A boundary settlement exactly reflecting the line of 4 June 1967 would raise, within Israel, water-related concerns first surfaced by Zionist leaders and their British allies during and immediately after World War I. It may be fairly asked, however, whether the addition of perhaps 20 square kilometers to the Syria of 1923-48 would raise hydrological issues far transcending those implicit in a settlement based on the 1923 boundary itself.
In both cases, Israel will be concerned with Syrian water management practices in the Golan. In both cases, it will want assurances concerning Syrian control of the Banias Spring. In both cases'unless Syrian citizens can be kept a tantalizing ten meters away from Lake Tiberias and 50 meters away from the Jordan River'there would appear to be an issue of Syrian access to, and use of water from, those bodies.

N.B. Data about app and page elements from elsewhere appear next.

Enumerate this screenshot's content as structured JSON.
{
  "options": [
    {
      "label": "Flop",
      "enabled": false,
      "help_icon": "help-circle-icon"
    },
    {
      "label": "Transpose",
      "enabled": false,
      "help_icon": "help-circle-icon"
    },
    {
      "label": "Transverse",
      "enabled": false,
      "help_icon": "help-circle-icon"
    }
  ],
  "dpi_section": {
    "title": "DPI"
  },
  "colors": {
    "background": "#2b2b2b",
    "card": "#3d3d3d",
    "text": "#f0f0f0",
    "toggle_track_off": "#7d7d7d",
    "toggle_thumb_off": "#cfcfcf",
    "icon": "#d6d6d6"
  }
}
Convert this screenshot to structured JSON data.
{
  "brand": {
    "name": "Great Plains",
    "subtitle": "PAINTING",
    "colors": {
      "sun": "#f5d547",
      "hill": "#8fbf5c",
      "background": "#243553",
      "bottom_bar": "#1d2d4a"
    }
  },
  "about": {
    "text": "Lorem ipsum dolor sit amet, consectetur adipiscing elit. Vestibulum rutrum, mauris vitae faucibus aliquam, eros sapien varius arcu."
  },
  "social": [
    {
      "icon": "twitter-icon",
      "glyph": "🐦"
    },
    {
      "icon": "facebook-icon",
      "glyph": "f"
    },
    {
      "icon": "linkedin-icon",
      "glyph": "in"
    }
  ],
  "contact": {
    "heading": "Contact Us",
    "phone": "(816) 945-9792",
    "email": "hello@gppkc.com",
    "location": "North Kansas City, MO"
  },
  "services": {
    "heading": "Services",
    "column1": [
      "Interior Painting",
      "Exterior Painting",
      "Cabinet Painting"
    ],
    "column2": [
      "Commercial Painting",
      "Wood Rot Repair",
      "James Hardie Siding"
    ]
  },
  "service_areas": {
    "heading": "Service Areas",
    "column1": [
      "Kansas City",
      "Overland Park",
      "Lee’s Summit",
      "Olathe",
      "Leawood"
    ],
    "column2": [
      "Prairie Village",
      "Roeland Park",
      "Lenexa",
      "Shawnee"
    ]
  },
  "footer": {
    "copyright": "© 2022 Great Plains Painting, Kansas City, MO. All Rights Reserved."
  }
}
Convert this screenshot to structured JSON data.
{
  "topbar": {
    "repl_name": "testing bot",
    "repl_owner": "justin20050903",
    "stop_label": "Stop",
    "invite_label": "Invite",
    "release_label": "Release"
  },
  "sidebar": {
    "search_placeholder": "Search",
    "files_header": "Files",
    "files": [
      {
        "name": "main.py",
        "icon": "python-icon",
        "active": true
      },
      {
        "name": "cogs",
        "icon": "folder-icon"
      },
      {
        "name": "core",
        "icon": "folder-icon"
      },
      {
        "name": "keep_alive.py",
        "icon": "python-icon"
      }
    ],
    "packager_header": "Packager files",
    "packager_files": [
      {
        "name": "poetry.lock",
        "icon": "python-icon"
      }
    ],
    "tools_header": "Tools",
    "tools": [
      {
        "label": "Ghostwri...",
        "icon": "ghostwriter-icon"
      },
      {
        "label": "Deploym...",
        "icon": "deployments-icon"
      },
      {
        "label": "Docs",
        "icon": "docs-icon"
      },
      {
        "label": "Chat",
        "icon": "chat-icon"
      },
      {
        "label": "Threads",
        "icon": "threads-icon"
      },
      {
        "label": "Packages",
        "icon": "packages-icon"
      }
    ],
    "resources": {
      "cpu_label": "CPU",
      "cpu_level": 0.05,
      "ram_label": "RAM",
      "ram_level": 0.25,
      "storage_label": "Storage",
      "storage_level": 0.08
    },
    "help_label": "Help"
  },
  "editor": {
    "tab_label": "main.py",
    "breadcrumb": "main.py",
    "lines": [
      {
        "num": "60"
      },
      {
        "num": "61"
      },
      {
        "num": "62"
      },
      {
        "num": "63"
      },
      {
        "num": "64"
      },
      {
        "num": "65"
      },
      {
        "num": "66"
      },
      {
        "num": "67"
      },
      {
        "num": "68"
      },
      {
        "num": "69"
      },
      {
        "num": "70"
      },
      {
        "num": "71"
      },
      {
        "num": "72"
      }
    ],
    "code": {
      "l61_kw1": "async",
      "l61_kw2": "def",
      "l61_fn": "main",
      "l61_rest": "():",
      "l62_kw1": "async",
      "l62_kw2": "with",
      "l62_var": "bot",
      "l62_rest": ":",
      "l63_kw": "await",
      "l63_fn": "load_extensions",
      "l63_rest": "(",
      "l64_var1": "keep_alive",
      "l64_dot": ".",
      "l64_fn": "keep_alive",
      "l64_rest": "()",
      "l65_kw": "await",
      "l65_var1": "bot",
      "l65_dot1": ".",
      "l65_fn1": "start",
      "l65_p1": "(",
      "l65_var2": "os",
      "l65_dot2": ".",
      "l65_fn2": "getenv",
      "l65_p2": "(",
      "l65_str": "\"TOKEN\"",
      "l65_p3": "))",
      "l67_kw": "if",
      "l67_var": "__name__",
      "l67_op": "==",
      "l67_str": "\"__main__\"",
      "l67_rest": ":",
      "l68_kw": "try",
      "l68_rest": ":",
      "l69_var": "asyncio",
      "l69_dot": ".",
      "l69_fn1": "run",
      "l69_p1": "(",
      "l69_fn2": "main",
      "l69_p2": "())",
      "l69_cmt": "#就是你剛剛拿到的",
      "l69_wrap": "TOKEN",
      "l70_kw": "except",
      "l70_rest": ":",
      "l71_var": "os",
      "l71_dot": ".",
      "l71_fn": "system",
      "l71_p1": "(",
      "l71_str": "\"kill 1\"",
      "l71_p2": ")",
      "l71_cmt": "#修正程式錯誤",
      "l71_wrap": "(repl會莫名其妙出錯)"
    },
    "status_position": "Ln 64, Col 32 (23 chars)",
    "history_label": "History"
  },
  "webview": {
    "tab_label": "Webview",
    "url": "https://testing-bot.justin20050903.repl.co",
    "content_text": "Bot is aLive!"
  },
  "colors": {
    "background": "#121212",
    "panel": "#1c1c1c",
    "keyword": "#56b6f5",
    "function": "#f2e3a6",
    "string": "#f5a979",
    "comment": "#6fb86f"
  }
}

The sine qua non of any Israeli-Syrian settlement rests on mutually acceptable military security provisions. Security assurances that would permit Israel to return the Golan Heights and retire to the 1923 boundary would surely apply with equal effect to an additional 20 square kilometers.
If the problem comes down to water, the solution, under either boundary scenario, might involve'as it did during the British Mandate period and during the secret talks of 1952-53'Israeli ownership of this water combined with access and use provisions for Syrian nationals. Another approach to the issue might involve the following formulation: withdrawal to the line of June 4 by Israel without advance to the line of June 4 by Syria.
Under this scenario, Syria might receive Al Hamma, and the new boundary would keep the Banias Spring inside Israel and maintain plenty of space between Syria and the Jordan Valley, including Lake Tiberias. Yet the Israeli side of the new boundary would be completely demilitarized, thus fulfilling the Syrian demand for total Israeli withdrawal from lands occupied in June 1967.
If Syria and Israel are prepared to reach the 'ultimate territorial arrangement,' there is nothing about the line of 4 June 1967, per se, that would obstruct matters. This brief has sought to define the line in historical and geographical terms. It is up to Israel and Syria to determine its political meaning and, assuming agreement in principle, draw a line on the ground.
Frederic C. Hof, a partner in Armitage Associates L.C., published a longer version of this article in the September-October 1999 issue of Middle East Insight, which can be found at www.mideastinsight.org. The above text may be used without permission but with proper attribution to the author, to Middle East Insight, and to the Palestine Center. This brief does not necessarily reflect the views of Palestine Center or The Jerusalem Fund.
This information first appeared in Information Brief No. 30, 29 March 2000.